◆ **Work instructions**:
How many lines in the listing below contain the string "badge"? Say only the number.

◆ **Supplied data**:
* * * * * * *

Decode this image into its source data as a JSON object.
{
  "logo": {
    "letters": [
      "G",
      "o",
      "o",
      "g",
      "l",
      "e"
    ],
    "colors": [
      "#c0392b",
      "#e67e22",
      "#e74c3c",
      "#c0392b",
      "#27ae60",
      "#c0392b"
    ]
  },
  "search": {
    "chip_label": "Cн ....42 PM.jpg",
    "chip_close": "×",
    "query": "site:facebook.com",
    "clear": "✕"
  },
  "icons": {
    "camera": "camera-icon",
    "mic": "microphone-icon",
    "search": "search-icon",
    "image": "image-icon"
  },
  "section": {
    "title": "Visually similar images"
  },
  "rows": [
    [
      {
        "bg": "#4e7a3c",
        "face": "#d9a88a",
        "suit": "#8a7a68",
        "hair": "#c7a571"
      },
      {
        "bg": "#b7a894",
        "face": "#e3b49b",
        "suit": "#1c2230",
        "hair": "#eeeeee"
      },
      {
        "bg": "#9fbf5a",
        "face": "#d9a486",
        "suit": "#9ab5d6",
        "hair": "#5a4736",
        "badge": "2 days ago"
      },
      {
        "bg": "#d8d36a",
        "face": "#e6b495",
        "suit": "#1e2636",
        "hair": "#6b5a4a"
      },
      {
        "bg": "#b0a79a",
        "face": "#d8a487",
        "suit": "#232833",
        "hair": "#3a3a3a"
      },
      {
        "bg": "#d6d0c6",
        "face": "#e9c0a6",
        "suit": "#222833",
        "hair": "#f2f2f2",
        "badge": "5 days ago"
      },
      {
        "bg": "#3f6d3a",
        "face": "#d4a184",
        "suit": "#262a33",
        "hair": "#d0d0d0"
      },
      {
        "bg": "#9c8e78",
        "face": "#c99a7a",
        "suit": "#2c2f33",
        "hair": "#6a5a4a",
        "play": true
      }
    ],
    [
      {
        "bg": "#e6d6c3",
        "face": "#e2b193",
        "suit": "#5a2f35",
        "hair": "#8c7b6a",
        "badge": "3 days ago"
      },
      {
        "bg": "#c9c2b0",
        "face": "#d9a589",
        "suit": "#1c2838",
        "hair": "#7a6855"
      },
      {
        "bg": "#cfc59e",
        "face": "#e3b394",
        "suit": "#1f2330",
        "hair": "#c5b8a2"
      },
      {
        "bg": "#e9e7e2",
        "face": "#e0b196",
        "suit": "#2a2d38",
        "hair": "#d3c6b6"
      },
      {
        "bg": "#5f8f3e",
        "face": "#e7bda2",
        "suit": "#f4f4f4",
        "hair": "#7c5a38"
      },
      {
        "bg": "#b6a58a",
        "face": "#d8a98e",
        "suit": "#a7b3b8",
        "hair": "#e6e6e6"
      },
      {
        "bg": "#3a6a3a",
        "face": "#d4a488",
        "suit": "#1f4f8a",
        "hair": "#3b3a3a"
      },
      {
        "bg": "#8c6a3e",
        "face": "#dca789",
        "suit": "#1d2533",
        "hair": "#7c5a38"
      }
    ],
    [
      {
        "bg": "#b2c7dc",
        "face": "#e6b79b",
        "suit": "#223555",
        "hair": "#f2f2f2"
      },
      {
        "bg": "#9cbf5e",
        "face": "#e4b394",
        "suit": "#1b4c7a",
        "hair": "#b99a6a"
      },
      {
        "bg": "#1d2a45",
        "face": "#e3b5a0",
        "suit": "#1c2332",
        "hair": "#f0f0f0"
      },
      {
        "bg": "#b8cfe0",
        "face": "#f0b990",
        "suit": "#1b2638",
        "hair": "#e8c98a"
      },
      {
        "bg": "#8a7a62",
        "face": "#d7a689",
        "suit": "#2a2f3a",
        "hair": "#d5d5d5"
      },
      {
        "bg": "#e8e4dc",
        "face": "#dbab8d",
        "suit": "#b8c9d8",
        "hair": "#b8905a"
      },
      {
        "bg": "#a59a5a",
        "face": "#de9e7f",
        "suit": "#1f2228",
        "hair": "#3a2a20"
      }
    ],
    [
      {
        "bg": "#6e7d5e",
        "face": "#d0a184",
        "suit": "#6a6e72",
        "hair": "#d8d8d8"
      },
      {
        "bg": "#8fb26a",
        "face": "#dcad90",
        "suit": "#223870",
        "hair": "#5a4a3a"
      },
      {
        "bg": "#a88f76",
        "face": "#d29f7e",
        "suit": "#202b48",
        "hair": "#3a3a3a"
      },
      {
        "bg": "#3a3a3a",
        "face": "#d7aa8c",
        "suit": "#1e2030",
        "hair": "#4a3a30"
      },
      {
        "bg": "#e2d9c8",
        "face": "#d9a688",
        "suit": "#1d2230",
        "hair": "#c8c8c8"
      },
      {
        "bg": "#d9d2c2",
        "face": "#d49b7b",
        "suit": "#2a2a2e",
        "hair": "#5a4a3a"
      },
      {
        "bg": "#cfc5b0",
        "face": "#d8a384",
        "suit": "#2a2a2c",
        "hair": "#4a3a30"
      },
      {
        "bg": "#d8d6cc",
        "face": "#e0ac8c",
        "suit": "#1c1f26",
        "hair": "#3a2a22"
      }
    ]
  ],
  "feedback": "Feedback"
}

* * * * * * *

◆ **Task output**:
3